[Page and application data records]
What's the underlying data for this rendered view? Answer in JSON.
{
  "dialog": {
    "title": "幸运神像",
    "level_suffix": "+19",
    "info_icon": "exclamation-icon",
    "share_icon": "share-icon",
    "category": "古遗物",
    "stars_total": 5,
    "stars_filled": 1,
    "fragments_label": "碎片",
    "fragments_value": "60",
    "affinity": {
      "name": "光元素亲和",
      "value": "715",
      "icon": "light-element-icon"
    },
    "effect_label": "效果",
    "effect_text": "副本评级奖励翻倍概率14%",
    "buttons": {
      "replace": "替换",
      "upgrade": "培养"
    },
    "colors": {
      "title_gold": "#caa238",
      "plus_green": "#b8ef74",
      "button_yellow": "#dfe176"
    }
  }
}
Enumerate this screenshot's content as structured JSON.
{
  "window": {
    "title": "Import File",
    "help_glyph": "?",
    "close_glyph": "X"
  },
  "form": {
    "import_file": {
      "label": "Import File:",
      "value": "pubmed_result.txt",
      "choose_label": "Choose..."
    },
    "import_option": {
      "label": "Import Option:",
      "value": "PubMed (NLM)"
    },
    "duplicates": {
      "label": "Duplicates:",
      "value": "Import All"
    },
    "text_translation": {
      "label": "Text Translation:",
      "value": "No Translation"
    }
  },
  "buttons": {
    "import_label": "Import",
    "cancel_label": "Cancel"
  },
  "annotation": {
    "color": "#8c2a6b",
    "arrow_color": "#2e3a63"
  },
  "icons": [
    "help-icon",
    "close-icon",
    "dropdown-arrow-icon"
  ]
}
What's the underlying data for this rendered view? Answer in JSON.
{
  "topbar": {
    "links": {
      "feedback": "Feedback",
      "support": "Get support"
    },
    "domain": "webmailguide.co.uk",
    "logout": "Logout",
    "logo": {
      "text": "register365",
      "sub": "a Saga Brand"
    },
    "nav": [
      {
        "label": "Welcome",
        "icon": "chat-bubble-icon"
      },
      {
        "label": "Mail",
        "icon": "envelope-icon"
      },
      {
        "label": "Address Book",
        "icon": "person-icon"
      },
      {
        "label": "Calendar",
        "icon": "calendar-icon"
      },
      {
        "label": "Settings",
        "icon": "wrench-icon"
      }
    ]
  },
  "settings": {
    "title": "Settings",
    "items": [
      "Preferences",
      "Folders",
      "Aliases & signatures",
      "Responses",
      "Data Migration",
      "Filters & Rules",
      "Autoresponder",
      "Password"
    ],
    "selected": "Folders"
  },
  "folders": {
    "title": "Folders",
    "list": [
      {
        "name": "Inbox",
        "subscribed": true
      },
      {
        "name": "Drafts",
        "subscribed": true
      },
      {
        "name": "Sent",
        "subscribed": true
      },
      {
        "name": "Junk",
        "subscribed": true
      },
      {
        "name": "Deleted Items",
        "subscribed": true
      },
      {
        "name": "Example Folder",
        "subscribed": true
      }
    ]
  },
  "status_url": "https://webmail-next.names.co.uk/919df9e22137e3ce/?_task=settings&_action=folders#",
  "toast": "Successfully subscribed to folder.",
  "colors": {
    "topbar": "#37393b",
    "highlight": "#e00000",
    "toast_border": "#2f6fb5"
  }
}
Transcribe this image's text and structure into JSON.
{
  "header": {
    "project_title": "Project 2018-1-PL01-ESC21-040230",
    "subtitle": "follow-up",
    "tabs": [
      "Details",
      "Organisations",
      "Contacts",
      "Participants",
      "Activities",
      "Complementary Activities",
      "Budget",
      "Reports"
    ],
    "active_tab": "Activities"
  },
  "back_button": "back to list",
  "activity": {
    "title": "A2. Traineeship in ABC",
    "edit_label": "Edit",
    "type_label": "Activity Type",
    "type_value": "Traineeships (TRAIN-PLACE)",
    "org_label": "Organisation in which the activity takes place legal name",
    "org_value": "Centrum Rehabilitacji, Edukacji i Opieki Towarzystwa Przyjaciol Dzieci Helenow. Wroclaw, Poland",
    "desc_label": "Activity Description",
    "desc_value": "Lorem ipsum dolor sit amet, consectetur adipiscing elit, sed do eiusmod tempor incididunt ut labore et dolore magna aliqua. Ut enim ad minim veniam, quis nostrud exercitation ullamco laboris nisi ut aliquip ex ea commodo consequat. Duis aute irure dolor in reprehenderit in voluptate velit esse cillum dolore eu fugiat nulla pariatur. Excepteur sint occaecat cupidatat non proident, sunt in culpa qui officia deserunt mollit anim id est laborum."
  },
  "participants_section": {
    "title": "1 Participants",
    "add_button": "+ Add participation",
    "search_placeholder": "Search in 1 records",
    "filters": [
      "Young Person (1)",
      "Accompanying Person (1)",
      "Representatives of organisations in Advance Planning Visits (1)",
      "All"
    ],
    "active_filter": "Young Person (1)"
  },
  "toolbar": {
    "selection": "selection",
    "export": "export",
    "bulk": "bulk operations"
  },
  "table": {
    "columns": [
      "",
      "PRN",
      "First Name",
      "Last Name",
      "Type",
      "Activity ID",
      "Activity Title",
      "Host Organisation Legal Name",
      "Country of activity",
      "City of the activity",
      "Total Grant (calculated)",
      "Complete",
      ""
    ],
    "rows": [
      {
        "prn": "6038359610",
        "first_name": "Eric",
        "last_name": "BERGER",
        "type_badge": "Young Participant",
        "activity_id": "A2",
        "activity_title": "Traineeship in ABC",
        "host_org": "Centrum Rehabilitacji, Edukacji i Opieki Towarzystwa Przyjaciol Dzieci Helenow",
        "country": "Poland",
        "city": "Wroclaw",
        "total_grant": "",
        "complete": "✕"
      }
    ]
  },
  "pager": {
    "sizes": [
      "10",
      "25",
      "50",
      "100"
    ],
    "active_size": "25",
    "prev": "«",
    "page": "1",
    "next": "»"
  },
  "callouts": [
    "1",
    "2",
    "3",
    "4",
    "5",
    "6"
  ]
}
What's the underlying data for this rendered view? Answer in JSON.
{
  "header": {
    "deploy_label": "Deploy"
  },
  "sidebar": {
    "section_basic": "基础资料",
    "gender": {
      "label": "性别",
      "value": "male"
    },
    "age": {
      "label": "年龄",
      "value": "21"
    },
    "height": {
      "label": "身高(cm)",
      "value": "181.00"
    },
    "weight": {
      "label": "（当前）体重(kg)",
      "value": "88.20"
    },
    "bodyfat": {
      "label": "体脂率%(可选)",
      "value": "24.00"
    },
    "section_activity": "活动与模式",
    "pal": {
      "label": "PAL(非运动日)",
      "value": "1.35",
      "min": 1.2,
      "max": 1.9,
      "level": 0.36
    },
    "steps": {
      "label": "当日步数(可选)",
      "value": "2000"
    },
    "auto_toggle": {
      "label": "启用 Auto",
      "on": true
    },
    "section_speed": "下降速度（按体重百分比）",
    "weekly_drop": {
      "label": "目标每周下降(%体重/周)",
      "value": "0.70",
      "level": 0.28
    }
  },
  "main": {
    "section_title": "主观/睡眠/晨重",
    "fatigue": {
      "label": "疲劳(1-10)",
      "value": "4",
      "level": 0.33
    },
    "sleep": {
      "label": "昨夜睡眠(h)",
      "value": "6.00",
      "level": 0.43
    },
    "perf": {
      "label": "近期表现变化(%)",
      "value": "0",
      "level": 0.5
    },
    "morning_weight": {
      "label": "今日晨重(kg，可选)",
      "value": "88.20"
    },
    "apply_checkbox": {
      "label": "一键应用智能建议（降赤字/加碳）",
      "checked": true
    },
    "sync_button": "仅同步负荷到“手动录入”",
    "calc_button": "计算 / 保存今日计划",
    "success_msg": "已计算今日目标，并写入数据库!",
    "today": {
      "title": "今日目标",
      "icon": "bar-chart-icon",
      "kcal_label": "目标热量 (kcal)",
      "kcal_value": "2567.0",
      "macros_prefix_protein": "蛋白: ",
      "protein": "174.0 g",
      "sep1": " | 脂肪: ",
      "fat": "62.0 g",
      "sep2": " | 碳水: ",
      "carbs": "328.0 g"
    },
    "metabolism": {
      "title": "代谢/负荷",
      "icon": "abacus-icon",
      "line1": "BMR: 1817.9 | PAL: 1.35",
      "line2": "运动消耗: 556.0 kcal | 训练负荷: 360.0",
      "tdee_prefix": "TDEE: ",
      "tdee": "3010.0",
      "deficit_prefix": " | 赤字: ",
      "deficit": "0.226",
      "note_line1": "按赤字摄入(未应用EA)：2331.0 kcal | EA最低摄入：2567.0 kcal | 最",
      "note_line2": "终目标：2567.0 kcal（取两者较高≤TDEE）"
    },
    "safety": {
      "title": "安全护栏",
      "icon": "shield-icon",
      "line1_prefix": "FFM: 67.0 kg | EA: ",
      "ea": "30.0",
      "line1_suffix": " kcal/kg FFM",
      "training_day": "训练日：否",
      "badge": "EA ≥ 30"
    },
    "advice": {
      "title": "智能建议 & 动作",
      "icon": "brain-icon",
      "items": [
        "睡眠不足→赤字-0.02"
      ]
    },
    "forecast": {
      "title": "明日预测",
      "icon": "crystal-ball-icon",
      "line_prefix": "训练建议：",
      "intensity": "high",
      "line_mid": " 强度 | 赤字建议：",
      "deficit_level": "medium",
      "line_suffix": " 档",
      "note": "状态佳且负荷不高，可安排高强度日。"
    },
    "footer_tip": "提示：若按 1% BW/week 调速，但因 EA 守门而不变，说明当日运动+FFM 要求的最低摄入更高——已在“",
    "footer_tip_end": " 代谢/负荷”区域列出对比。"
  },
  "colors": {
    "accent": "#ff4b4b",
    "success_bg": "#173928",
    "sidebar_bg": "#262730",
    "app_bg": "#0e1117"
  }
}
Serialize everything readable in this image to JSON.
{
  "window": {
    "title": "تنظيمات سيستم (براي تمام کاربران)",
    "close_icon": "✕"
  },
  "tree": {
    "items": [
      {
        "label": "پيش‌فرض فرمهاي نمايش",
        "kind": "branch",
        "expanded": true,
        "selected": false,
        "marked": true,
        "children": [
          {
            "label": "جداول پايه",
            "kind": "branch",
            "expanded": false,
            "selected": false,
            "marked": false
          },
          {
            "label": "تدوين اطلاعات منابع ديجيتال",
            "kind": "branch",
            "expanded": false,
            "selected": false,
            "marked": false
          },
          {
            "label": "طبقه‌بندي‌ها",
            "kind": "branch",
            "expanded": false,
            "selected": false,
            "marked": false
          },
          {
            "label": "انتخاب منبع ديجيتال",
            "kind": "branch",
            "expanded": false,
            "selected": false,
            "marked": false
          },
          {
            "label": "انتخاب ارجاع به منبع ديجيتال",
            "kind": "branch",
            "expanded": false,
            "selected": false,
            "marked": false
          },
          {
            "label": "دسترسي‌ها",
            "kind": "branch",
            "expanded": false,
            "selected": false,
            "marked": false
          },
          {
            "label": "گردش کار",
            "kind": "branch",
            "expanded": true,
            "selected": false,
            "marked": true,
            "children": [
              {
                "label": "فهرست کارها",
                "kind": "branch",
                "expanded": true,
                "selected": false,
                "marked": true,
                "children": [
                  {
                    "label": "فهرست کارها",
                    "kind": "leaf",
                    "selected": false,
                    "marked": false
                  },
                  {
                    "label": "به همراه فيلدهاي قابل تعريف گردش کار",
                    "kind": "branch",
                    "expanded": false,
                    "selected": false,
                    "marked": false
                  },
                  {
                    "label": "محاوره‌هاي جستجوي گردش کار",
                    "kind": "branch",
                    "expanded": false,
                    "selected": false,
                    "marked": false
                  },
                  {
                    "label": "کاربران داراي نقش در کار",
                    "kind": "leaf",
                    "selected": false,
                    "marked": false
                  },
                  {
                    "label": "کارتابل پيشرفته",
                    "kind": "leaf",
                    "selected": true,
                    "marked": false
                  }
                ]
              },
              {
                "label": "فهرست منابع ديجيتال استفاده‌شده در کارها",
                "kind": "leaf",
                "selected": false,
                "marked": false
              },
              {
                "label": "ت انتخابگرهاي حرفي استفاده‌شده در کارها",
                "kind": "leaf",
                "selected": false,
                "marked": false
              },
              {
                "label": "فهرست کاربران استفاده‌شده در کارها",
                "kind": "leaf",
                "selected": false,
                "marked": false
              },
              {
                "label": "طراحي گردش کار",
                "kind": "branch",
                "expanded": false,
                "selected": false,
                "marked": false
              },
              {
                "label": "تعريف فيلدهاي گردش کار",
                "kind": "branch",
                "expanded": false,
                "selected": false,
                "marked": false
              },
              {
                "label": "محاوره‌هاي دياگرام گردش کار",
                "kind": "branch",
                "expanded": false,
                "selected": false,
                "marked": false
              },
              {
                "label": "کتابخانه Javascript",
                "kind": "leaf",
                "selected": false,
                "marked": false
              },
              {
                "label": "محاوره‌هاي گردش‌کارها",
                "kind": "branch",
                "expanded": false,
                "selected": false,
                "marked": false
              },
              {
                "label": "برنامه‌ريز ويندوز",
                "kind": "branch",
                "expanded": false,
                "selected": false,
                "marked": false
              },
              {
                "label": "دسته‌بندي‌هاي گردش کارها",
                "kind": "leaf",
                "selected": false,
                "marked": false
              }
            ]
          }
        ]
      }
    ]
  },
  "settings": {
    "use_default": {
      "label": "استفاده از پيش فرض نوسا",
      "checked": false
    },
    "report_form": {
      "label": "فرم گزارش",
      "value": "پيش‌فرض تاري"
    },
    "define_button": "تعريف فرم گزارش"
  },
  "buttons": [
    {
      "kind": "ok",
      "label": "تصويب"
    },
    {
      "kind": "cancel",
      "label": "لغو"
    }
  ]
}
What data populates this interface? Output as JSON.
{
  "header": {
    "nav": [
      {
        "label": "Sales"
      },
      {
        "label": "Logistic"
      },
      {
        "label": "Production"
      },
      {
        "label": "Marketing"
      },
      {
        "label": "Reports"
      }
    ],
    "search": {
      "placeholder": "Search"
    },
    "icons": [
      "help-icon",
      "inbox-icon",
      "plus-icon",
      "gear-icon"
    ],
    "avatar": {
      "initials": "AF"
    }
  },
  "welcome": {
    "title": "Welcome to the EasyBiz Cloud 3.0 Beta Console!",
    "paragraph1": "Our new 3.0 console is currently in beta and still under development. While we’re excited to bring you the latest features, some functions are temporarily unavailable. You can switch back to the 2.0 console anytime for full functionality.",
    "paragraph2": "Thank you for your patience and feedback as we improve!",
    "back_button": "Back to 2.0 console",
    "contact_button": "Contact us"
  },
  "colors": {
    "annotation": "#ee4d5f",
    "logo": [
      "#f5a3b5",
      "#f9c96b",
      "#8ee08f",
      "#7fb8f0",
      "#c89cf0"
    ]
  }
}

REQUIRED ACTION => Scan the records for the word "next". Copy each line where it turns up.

ANSWER TO THE EXERCISE =>
  "status_url": "https://webmail-next.names.co.uk/919df9e22137e3ce/?_task=settings&_action=folders#",
    "next": "»"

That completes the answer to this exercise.